Cook it Raw - new trend in haute cuisine

Original realms of taste and flavour provoking considerable interest in the culinary sector

by 01 December 2011

If your idea of a chef is someone who spends his or her working life in the kitchen, think again.

In 2009, while the city of Copenhagen was gearing up to coping with climate change, a small group of individuals in the same city were involved in discussions on a similarly 'green' topic, but from a different point of view, utilizing principally smell, taste, sound and sight, rather than words.

These experts in the culinary field analyzed their role in nature, not in terms of ‘going back to nature’ but ‘moving forward with it.’ They have organized a ‘brotherhood’ called Cook it Raw and moved out of the kitchen into uncharted territories, exploring new realms of fragrance, taste and culture.

This ‘brotherhood’ includes some of the greatest minds from leading restaurants around the globe, including Rene Redzepi from Noma, recently voted number 1 restaurant in the world. Others include Takahiko Kondo and Tokuyoshi Yoji from Modena’s Osteria Francescana, Albert Adría, Ferran’s brother and chef at Barcelona’s Ticketsbar, and London’s Claude Bosi from Hibiscus.

For each meeting, this group selects a secluded destination where they embark on a full immersion into nature, exploring local vegetable products and customs to discover new sensorial experiences for the palate. The first of these sessions was held in a location surrounded by green pastures in the outskirts of Copenhagen. This was followed by Collio in northern Italy, and then Finland’s arctic Lapland region.

The latest episode of Cook it Raw took place in Japan’s Ishikawa region, an area with magnificent landscapes where the coastline meets the mountains and where there are some of the most beautiful gardens in Japan. This region is home to farmers, fishermen, and craftspeople, all of whom live close to traditional ways of life, in harmony with the environment around them. This is where 15 of the world's top chefs unleashed their creative powers.

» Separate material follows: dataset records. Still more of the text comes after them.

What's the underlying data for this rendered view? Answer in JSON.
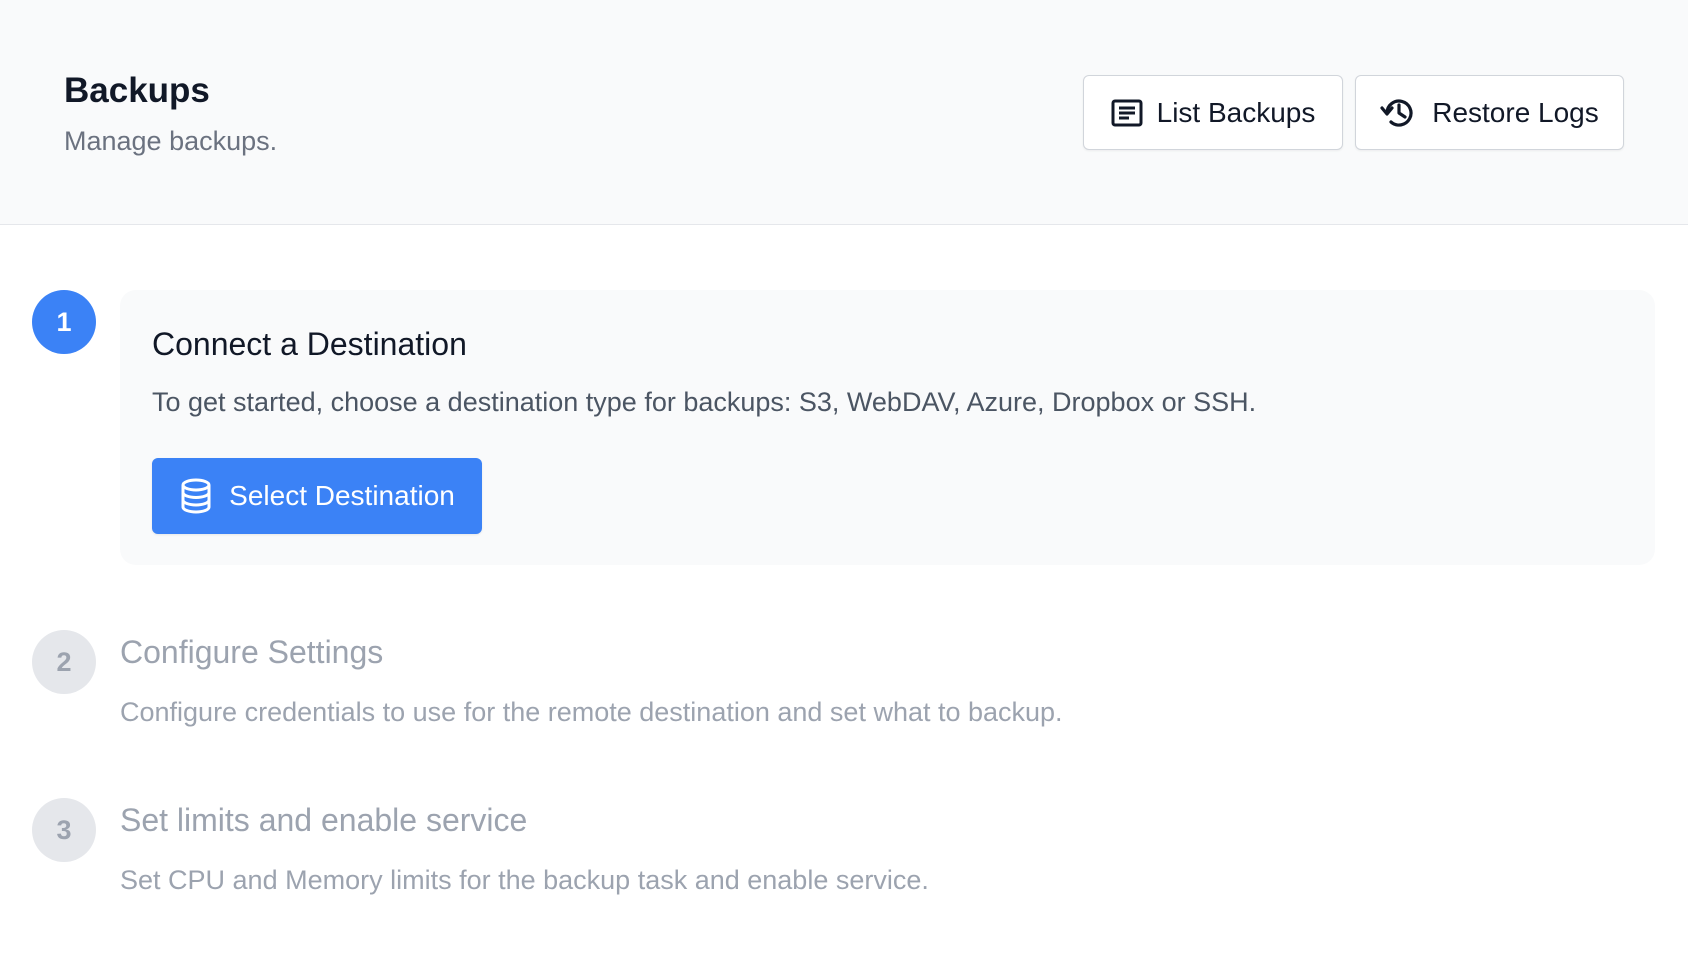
{
  "header": {
    "title": "Backups",
    "subtitle": "Manage backups.",
    "buttons": {
      "list_backups": {
        "label": "List Backups",
        "icon": "list-document-icon"
      },
      "restore_logs": {
        "label": "Restore Logs",
        "icon": "history-icon"
      }
    }
  },
  "steps": [
    {
      "number": "1",
      "state": "active",
      "title": "Connect a Destination",
      "description": "To get started, choose a destination type for backups: S3, WebDAV, Azure, Dropbox or SSH.",
      "action": {
        "label": "Select Destination",
        "icon": "database-icon"
      }
    },
    {
      "number": "2",
      "state": "inactive",
      "title": "Configure Settings",
      "description": "Configure credentials to use for the remote destination and set what to backup."
    },
    {
      "number": "3",
      "state": "inactive",
      "title": "Set limits and enable service",
      "description": "Set CPU and Memory limits for the backup task and enable service."
    }
  ],
  "colors": {
    "primary": "#3b82f6",
    "header_bg": "#f9fafb",
    "muted_text": "#9ca3af",
    "inactive_circle": "#e5e7eb"
  }
}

As on previous occasions, the chefs set themselves the task of understanding the new environment, learning about local traditions from the inhabitants, and in particular their local cuisine. Once the chefs explored and absorbed all this information, they used it to prepare a dish expressing their experience in the area and its people.

On the final evening, all the chefs presented their recipes. The dishes included Albert Adría’s ‘Frustrated Mackerel,’ Ben Shewry’s ‘Dry your eyes sweetheart’ with wasabi flowers, chrysanthemums and prawns, and ‘Saké Saké’ by Rene Redzepi, which fascinated all those present. In fact he prepared an ice cream using the traditional Japanese beverage. The locals loved it, because it was a unique re-interpretation of a familiar flavour.